┌─ Exercise material

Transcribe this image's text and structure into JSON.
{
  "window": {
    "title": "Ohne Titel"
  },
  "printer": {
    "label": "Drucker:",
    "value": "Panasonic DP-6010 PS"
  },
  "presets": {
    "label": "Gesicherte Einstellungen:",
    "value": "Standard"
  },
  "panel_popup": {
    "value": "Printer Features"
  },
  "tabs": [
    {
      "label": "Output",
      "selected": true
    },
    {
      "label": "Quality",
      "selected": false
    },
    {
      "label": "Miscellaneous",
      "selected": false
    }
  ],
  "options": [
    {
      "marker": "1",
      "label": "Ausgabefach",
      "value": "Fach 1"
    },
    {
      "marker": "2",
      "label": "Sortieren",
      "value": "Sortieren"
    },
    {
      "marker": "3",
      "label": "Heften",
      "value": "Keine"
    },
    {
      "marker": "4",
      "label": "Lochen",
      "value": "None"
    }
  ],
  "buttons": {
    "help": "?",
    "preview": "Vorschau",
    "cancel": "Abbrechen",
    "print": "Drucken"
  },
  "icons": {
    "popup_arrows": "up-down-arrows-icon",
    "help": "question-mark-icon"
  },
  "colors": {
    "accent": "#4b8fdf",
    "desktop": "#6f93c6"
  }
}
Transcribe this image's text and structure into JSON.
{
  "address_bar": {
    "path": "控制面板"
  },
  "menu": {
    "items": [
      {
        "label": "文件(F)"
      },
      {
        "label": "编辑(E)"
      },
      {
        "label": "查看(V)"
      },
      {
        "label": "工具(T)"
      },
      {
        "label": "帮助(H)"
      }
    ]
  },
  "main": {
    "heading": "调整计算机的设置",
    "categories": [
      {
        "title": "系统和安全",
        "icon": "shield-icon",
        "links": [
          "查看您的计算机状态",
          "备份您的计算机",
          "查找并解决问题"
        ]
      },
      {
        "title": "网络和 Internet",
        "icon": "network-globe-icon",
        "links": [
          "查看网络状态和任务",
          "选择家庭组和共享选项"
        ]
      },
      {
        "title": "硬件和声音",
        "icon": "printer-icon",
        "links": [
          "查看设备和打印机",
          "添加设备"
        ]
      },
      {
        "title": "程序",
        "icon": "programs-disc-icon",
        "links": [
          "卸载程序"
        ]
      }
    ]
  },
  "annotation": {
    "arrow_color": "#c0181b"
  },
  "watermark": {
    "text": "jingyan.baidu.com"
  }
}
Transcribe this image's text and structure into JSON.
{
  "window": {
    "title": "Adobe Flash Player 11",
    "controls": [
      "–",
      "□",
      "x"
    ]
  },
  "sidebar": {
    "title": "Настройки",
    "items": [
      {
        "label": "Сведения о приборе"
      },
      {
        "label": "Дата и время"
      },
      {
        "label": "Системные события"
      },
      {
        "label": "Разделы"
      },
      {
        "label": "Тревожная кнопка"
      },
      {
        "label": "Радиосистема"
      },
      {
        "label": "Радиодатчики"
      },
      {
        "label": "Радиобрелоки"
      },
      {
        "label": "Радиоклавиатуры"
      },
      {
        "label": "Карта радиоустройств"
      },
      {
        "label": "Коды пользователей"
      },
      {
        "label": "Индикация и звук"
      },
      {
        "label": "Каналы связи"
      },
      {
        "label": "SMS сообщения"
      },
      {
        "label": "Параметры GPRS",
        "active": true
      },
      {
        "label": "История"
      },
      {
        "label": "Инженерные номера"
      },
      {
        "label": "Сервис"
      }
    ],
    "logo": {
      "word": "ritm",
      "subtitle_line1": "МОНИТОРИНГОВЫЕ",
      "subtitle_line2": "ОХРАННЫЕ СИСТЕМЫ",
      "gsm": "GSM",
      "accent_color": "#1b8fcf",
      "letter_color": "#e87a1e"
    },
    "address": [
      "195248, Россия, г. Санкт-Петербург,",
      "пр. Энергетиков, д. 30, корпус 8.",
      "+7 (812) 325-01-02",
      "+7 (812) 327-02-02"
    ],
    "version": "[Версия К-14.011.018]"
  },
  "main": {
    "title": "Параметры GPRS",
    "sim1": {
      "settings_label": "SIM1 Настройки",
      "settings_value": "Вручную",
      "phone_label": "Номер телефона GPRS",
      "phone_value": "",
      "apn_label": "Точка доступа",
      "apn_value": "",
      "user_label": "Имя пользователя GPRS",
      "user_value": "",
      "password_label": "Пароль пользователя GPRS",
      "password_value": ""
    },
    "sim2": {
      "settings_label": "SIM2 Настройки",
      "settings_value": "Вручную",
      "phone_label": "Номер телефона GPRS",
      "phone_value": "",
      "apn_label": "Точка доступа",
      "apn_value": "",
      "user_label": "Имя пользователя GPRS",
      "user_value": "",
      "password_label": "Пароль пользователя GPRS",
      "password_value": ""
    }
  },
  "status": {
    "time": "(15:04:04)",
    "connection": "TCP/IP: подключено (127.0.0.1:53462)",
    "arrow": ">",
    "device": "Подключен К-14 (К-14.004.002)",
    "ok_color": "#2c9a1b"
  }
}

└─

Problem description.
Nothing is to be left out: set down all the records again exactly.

Task output.
Transcribe this image's text and structure into JSON.
{
  "window": {
    "title": "Ohne Titel"
  },
  "printer": {
    "label": "Drucker:",
    "value": "Panasonic DP-6010 PS"
  },
  "presets": {
    "label": "Gesicherte Einstellungen:",
    "value": "Standard"
  },
  "panel_popup": {
    "value": "Printer Features"
  },
  "tabs": [
    {
      "label": "Output",
      "selected": true
    },
    {
      "label": "Quality",
      "selected": false
    },
    {
      "label": "Miscellaneous",
      "selected": false
    }
  ],
  "options": [
    {
      "marker": "1",
      "label": "Ausgabefach",
      "value": "Fach 1"
    },
    {
      "marker": "2",
      "label": "Sortieren",
      "value": "Sortieren"
    },
    {
      "marker": "3",
      "label": "Heften",
      "value": "Keine"
    },
    {
      "marker": "4",
      "label": "Lochen",
      "value": "None"
    }
  ],
  "buttons": {
    "help": "?",
    "preview": "Vorschau",
    "cancel": "Abbrechen",
    "print": "Drucken"
  },
  "icons": {
    "popup_arrows": "up-down-arrows-icon",
    "help": "question-mark-icon"
  },
  "colors": {
    "accent": "#4b8fdf",
    "desktop": "#6f93c6"
  }
}
Transcribe this image's text and structure into JSON.
{
  "address_bar": {
    "path": "控制面板"
  },
  "menu": {
    "items": [
      {
        "label": "文件(F)"
      },
      {
        "label": "编辑(E)"
      },
      {
        "label": "查看(V)"
      },
      {
        "label": "工具(T)"
      },
      {
        "label": "帮助(H)"
      }
    ]
  },
  "main": {
    "heading": "调整计算机的设置",
    "categories": [
      {
        "title": "系统和安全",
        "icon": "shield-icon",
        "links": [
          "查看您的计算机状态",
          "备份您的计算机",
          "查找并解决问题"
        ]
      },
      {
        "title": "网络和 Internet",
        "icon": "network-globe-icon",
        "links": [
          "查看网络状态和任务",
          "选择家庭组和共享选项"
        ]
      },
      {
        "title": "硬件和声音",
        "icon": "printer-icon",
        "links": [
          "查看设备和打印机",
          "添加设备"
        ]
      },
      {
        "title": "程序",
        "icon": "programs-disc-icon",
        "links": [
          "卸载程序"
        ]
      }
    ]
  },
  "annotation": {
    "arrow_color": "#c0181b"
  },
  "watermark": {
    "text": "jingyan.baidu.com"
  }
}
Transcribe this image's text and structure into JSON.
{
  "window": {
    "title": "Adobe Flash Player 11",
    "controls": [
      "–",
      "□",
      "x"
    ]
  },
  "sidebar": {
    "title": "Настройки",
    "items": [
      {
        "label": "Сведения о приборе"
      },
      {
        "label": "Дата и время"
      },
      {
        "label": "Системные события"
      },
      {
        "label": "Разделы"
      },
      {
        "label": "Тревожная кнопка"
      },
      {
        "label": "Радиосистема"
      },
      {
        "label": "Радиодатчики"
      },
      {
        "label": "Радиобрелоки"
      },
      {
        "label": "Радиоклавиатуры"
      },
      {
        "label": "Карта радиоустройств"
      },
      {
        "label": "Коды пользователей"
      },
      {
        "label": "Индикация и звук"
      },
      {
        "label": "Каналы связи"
      },
      {
        "label": "SMS сообщения"
      },
      {
        "label": "Параметры GPRS",
        "active": true
      },
      {
        "label": "История"
      },
      {
        "label": "Инженерные номера"
      },
      {
        "label": "Сервис"
      }
    ],
    "logo": {
      "word": "ritm",
      "subtitle_line1": "МОНИТОРИНГОВЫЕ",
      "subtitle_line2": "ОХРАННЫЕ СИСТЕМЫ",
      "gsm": "GSM",
      "accent_color": "#1b8fcf",
      "letter_color": "#e87a1e"
    },
    "address": [
      "195248, Россия, г. Санкт-Петербург,",
      "пр. Энергетиков, д. 30, корпус 8.",
      "+7 (812) 325-01-02",
      "+7 (812) 327-02-02"
    ],
    "version": "[Версия К-14.011.018]"
  },
  "main": {
    "title": "Параметры GPRS",
    "sim1": {
      "settings_label": "SIM1 Настройки",
      "settings_value": "Вручную",
      "phone_label": "Номер телефона GPRS",
      "phone_value": "",
      "apn_label": "Точка доступа",
      "apn_value": "",
      "user_label": "Имя пользователя GPRS",
      "user_value": "",
      "password_label": "Пароль пользователя GPRS",
      "password_value": ""
    },
    "sim2": {
      "settings_label": "SIM2 Настройки",
      "settings_value": "Вручную",
      "phone_label": "Номер телефона GPRS",
      "phone_value": "",
      "apn_label": "Точка доступа",
      "apn_value": "",
      "user_label": "Имя пользователя GPRS",
      "user_value": "",
      "password_label": "Пароль пользователя GPRS",
      "password_value": ""
    }
  },
  "status": {
    "time": "(15:04:04)",
    "connection": "TCP/IP: подключено (127.0.0.1:53462)",
    "arrow": ">",
    "device": "Подключен К-14 (К-14.004.002)",
    "ok_color": "#2c9a1b"
  }
}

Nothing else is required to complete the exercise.